*** Data records Section Begins ***

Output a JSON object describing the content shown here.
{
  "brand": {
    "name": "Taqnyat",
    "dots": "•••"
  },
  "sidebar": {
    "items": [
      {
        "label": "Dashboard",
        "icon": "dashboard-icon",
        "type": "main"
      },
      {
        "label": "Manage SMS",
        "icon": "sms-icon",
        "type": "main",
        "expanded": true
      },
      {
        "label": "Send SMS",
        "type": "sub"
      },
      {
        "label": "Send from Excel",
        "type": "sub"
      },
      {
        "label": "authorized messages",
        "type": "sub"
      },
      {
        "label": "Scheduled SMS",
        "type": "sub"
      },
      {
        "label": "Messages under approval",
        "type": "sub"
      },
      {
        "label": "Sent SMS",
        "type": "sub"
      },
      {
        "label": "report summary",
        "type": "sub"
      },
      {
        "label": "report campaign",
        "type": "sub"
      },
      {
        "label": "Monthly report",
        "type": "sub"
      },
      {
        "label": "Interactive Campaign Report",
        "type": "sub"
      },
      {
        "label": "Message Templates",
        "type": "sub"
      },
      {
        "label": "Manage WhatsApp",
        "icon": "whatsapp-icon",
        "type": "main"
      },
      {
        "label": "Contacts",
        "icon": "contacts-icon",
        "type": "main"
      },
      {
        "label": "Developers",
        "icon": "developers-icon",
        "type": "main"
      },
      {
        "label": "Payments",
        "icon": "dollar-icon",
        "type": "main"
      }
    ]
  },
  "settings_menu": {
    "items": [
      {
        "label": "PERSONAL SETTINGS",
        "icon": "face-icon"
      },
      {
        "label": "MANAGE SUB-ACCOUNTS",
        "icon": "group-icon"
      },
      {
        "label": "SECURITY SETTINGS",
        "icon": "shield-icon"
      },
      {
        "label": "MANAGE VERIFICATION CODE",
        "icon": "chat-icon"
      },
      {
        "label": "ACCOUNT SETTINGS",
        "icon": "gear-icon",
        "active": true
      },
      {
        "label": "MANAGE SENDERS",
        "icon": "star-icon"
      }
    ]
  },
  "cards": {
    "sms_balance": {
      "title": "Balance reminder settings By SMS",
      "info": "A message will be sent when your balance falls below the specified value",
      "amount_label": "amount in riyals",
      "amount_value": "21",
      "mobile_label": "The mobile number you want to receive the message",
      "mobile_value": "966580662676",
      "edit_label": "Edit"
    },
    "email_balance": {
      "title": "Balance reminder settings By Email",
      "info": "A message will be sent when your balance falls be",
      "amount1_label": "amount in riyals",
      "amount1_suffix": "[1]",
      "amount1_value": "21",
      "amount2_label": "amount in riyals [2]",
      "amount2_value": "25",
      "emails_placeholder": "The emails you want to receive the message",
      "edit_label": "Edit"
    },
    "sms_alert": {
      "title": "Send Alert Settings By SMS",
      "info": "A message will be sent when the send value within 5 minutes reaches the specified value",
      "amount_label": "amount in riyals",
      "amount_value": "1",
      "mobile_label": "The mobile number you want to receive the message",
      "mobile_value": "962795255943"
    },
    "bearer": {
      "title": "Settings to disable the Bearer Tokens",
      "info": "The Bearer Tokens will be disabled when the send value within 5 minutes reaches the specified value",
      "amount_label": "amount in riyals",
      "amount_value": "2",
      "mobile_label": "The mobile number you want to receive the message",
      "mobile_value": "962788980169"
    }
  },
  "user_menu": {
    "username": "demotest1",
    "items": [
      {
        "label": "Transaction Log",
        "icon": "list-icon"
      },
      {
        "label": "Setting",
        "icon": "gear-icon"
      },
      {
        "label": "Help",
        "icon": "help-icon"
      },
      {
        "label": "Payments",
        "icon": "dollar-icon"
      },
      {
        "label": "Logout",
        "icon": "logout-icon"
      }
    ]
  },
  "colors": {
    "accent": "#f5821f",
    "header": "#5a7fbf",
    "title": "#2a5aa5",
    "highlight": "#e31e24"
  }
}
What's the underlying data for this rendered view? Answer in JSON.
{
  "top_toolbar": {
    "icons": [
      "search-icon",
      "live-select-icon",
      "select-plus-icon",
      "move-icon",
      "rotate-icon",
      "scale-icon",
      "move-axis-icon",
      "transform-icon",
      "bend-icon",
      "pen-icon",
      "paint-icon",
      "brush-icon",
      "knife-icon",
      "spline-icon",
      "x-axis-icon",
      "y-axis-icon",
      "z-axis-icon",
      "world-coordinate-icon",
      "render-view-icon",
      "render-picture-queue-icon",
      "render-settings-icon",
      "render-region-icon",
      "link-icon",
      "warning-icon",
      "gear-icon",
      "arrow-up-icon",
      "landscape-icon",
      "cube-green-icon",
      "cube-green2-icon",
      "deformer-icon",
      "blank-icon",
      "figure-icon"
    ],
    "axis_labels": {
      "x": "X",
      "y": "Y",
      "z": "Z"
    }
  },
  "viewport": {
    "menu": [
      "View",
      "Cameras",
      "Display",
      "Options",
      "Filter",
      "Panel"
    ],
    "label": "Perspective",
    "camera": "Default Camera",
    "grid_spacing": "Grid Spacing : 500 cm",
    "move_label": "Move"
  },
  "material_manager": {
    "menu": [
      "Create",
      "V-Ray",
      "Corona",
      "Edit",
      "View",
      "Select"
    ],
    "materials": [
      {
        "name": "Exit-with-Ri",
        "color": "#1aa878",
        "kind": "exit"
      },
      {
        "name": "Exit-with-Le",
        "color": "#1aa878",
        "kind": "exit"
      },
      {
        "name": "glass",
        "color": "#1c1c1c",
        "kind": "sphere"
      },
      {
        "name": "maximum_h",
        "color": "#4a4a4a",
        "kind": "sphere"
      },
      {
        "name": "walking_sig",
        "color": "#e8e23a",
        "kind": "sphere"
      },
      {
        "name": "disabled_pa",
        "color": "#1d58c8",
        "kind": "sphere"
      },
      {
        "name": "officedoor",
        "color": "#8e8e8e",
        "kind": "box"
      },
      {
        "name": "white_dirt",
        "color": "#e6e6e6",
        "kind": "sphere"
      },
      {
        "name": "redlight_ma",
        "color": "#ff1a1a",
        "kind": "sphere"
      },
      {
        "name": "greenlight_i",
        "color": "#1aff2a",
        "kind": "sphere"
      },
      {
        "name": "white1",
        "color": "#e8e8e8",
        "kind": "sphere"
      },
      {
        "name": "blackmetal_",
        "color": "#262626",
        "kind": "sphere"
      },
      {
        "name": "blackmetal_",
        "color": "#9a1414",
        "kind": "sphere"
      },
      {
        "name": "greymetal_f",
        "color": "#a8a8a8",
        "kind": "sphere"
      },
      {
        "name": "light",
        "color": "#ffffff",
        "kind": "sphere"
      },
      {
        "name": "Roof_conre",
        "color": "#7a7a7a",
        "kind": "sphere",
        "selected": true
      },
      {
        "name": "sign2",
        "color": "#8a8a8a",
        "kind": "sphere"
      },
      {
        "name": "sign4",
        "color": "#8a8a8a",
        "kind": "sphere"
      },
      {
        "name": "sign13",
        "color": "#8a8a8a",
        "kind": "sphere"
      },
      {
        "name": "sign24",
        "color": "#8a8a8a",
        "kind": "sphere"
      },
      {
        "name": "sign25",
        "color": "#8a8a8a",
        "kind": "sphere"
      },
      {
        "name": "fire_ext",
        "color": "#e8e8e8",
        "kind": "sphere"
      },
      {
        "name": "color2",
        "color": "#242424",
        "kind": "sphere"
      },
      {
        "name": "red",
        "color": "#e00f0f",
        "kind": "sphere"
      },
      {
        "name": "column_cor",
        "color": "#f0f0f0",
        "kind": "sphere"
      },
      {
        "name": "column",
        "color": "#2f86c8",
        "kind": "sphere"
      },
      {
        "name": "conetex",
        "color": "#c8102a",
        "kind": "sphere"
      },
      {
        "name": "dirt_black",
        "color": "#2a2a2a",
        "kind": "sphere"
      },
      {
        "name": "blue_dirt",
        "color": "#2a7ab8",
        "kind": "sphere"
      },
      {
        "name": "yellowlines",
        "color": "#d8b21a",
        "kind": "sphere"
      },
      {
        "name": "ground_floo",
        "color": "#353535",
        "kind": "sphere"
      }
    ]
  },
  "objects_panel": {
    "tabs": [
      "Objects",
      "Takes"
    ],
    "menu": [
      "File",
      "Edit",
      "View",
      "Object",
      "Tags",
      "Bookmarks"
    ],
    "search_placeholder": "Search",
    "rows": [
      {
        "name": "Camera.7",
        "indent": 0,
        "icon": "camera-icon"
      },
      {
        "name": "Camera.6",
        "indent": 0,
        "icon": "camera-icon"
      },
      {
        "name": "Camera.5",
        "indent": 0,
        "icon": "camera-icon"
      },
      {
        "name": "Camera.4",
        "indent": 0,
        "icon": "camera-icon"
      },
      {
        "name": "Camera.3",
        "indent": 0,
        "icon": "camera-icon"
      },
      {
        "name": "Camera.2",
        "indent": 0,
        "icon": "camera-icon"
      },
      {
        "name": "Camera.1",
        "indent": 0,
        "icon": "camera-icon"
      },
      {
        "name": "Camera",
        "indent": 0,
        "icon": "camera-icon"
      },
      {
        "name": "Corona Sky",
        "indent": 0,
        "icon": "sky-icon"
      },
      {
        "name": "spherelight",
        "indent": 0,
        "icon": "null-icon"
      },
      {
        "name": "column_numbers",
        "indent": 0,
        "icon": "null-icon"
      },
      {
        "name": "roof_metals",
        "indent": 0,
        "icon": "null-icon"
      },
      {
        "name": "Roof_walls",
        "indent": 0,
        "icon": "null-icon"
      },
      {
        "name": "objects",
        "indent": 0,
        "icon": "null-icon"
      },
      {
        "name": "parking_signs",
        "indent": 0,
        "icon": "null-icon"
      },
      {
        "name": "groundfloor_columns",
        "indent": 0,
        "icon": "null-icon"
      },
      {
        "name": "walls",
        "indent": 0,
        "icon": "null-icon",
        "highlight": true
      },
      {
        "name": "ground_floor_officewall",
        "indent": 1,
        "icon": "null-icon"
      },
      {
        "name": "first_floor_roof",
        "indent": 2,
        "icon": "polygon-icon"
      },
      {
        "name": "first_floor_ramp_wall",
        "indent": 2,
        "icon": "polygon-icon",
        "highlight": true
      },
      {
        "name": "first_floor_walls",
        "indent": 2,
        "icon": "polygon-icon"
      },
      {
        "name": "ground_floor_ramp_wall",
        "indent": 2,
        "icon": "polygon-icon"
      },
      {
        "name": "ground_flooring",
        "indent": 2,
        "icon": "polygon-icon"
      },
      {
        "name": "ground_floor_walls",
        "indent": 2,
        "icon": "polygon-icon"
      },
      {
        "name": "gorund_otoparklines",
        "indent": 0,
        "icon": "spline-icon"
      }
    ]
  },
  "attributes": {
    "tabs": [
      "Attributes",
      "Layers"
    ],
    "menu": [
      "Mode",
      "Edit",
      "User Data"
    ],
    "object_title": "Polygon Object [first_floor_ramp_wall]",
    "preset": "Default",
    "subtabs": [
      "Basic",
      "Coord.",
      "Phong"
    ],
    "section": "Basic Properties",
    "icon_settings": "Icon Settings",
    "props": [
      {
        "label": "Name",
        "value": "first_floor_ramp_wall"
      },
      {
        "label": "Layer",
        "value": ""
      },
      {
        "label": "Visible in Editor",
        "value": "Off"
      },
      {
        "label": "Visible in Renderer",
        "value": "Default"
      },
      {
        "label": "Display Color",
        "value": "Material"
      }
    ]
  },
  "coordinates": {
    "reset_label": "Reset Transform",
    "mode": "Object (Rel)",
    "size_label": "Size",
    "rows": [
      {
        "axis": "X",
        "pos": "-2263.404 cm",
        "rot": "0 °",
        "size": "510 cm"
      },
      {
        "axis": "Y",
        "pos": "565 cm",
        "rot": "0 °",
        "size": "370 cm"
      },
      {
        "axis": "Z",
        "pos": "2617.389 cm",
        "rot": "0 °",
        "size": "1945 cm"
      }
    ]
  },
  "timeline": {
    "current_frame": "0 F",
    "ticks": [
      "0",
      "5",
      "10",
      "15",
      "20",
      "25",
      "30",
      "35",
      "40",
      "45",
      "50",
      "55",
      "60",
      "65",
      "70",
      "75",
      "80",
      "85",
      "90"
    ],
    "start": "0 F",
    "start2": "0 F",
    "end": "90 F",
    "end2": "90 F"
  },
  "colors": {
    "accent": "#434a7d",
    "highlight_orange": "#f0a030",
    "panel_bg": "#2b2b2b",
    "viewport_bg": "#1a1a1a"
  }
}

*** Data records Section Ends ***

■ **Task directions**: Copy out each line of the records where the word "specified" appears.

■ **Finished task**:
      "info": "A message will be sent when your balance falls below the specified value",
      "info": "A message will be sent when the send value within 5 minutes reaches the specified value",
      "info": "The Bearer Tokens will be disabled when the send value within 5 minutes reaches the specified value",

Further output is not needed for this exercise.